H. Robert Heller, Bank of America's chief international economist, said that the situation today is not yet disastrous but that the problems of Mexico and its lenders require immediate attention from the United States and other governments.
"It's not a financial phenomenon, and it's not a problem the banks can solve," he said. "To throw more money at Mexico will not make Mexico's problems go away. It will only make its debt burdens larger and further limit its ability in the future to service its debt."
Banks generally are reluctant to commit additional funds to Mexico, fearing they'll just have to write off the new loans somewhere down the road. A concerted international effort is needed to stave off disaster, Heller said.

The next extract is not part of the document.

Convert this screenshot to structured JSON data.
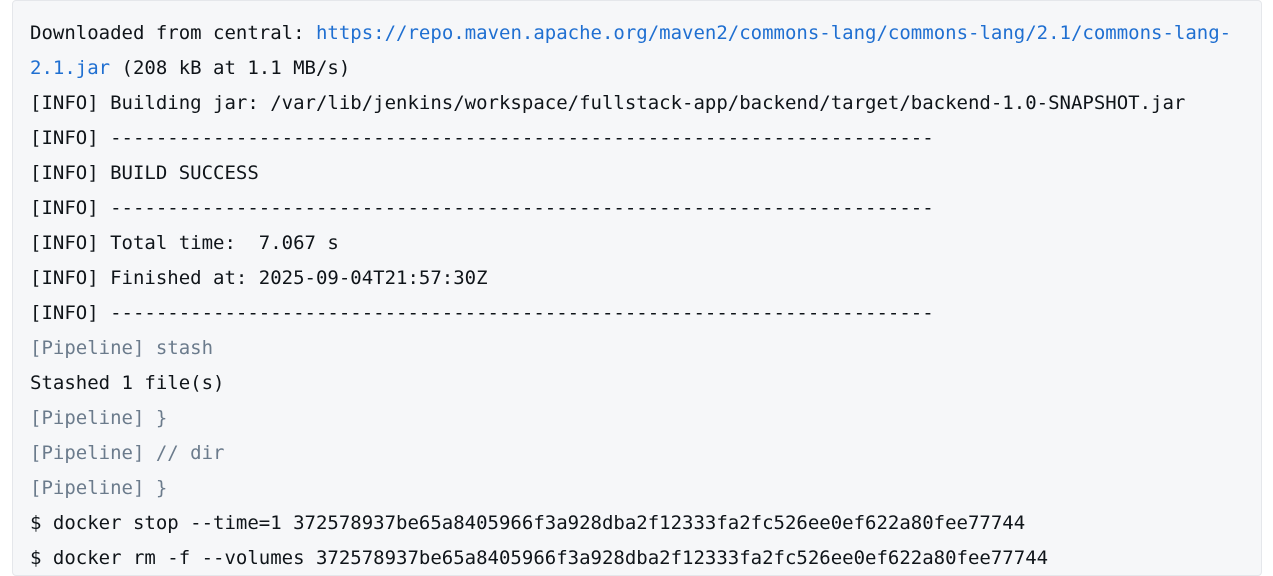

"The U.S. government particularly has to start pulling things together," he said. "They can't just order the banks to keep pouring money into the country."
No one yet is calling into question the soundness of the nation's financial system. While the major banks have lent as much as 88% of their shareholders' equity to Mexico and Venezuela, those countries' problems are not so catastrophic as to threaten the solvency of any of the banks.
At worst, most analysts say, banks will have to write down some proportion of the loans and accept longer payment terms and lower interest rates.
Investors have already begun to react to the banks' problems. Since the first of the year, the nation's five biggest lenders to Mexico have seen their stock values fall between 10% and 20%.
Some analysts are urging their clients to sell their shares in the most vulnerable banks and buy them back later at reduced prices.
Not all observers are so glum about banks' prospects. Kathleen Cooper, chief economist at Los Angeles-based Security Pacific National Bank, expressed the belief that, on balance, falling oil prices will be good for the banks.
"They'll benefit from greater economic growth, lower interest rates and lower inflation," she said. "Most borrowers will be in a better position. Only a few sectors will be hurt."
While the problems of Mexico and its big bank lenders receive the most attention, dozens of smaller regional banks stand to suffer millions of dollars in losses on loans to small and medium-size domestic oil firms.
Texas and Oklahoma banks, who as a group have 20% of their loan portfolios in the oil sector, will pay the heaviest toll. The national average is about 3%.
Industry analysts and government officials predict that as many as 130 banks will fail this year, with as many as half of those carried down by loans to shaky energy firms. Many large banks, too, will have to take substantial losses because of loans to U.S. oil firms.
But Cooper of Security Pacific, which has $1.5 billion in outstanding loans to the domestic energy industry, said the costs will be selective. Refiners and integrated oil producers will benefit from lower prices while the independent exploration and production firms will suffer.
The one bright spot in the picture, observers said, was that the gathering crisis may finally force governments and banks to work out a long-term plan for addressing the problems of the debtor nations.
"It's a game of chicken as to who is going to scream first, the lenders or the borrowers," said George Salem, banking analyst at the Wall Street investment firm Donaldson, Lufkin & Jenrette. "We never act until there's a dire crisis."
U.S. Bank Loans to Mexico and Venezuela As of Sept. 30, 1985, in billions of dollars
Percent of Company Amount Equity BankAmerica $4.2 88% Citicorp 4.2 57 Chase Manhattan 3.0 70 Manufacturers Hanover 2.88 83 Chemical 2.15 78 Bankers Trust 1.73 72 J.P. Morgan 1.63 38 First Chicago 1.13 56 Wells Fargo 0.89 62 First Interstate 0.8 32 Security Pacific 0.6 28
Debts of Oil-Exporting Countries to U.S. Banks As of June 30, 1985, in billions of dollars Mexico $25.85 Venezuela 10.57 Indonesia 3.07 Ecuador 2.2 Peru 2.11 Nigeria 1.47 Algeria 0.88 Iraq 0.76 Source: Donaldson, Lufkin & Jenrette